Police caught up with him in the parking lot of a nearby eyeglass shop, where he died begging for help.
Because it was a bank robbery, the FBI became the lead investigative agency. Agents quickly assembled a task force of more than 50 law enforcement officers from a half-dozen federal, state and local agencies.
At first, the FBI saw Wells as a victim. Rich Schapiro, a writer for Wired magazine, has reported extensively on the case and told CNN that the notes Wells carried led him to believe he could live.
"The note suggested at the very end of this, if he completed it in the allotted time -- which wasn't much -- that he would be able to save his life," Schapiro said.
One federal law enforcement official says the cast of characters ultimately linked to the crime is "like a band of criminal misfits." According to the FBI, those misfits began to turn on each other less than a month after Wells died.
On September 21, Rothstein called Pennsylvania State Police to report that there was a body in his freezer -- the body of a man named James Roden, whom he said was killed because he was going to report the bomb plot to authorities, according to the FBI affidavit.
Rothstein told FBI agents that Roden had been killed by Diehl-Armstrong and that he had helped Diehl-Armstrong hide the body.
After her arrest, Diehl-Armstrong implicated Rothstein in the bomb plot, and she eventually told investigators she gunned down Roden when he threatened to go to police about the plan. Rothstein died of cancer before being officially linked to the crime.
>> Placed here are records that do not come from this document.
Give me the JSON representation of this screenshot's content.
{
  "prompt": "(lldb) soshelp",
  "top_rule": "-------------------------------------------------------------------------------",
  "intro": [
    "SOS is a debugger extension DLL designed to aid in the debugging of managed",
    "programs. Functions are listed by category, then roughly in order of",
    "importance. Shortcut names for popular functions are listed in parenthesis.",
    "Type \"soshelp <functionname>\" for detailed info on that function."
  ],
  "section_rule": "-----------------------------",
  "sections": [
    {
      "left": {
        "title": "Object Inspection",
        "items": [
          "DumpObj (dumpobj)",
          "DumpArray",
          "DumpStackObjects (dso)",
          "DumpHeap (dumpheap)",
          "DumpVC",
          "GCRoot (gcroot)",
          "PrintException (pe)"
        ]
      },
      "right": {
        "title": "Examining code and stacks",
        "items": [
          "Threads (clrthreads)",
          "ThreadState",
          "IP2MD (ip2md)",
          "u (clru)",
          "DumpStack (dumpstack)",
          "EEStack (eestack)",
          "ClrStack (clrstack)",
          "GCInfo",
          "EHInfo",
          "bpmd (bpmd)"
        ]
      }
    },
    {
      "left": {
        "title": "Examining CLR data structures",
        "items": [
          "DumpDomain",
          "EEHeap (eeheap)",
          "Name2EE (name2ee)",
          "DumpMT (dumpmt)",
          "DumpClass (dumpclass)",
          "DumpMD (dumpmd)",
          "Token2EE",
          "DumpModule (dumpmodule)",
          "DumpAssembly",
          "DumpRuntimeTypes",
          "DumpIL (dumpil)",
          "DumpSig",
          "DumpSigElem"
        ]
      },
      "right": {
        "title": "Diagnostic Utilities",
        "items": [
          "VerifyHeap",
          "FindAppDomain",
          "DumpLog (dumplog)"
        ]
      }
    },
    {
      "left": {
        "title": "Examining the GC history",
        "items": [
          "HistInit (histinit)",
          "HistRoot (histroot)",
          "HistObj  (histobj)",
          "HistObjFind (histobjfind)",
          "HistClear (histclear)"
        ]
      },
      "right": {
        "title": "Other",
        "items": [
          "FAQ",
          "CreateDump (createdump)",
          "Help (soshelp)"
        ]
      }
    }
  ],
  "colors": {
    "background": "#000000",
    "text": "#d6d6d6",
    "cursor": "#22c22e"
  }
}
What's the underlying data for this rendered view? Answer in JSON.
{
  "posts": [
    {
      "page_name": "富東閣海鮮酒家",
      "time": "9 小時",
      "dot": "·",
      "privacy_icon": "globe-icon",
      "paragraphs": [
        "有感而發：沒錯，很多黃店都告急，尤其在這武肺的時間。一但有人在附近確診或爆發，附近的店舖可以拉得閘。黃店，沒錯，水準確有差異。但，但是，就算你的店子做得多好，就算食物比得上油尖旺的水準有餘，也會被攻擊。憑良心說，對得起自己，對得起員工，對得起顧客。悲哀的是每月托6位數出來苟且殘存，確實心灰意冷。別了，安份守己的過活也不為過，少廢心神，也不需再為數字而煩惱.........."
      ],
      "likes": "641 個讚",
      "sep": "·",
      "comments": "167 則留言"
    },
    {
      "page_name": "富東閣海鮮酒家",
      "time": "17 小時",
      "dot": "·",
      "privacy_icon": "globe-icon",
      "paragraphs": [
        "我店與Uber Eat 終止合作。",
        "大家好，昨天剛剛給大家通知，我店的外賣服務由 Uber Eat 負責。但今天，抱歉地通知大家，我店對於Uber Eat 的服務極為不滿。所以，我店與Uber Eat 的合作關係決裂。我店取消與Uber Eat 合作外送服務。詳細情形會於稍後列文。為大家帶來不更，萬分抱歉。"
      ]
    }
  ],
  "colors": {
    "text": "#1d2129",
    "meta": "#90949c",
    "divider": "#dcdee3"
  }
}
Diehl-Armstrong is now serving prison terms both for the botched heist and for Roden's killing. Her own lawyer says she has multiple personality disorders and sometimes has "difficulty" telling the truth.
Barnes, meanwhile, saw his 45-year sentence for the bomb plot reduced to 20 years because he cooperated with authorities.
And Stockton now lives in Bellingham, Washington, north of Seattle. He's the one Wells' sister wants brought to justice.
"He didn't deserve immunity, "Heid said. "He's the guilty one that killed my brother. He deserved to be brought to justice."
Prosecutors said Wells may have been duped into thinking the bomb was a fake before agreeing to take part in the holdup -- but they're confident he was part of the plot from the beginning.
"No one could have sat through this trial without understanding the degree of evidence linking Mr. Wells to these participants," Assistant U.S. Attorney Marshall Piccinini, who led the government's case, told reporters.
And Jim Fisher, a retired FBI agent and writer, told CNN that he believes Wells was murdered as part of the plot.
"It was a first-degree murder," Fisher said. "This was an intentional, pre-meditated homicide. Moreover, it was extremely cruel in the way the crime was executed."
CNN's Blake Luce and Curt Merrill contributed to this report.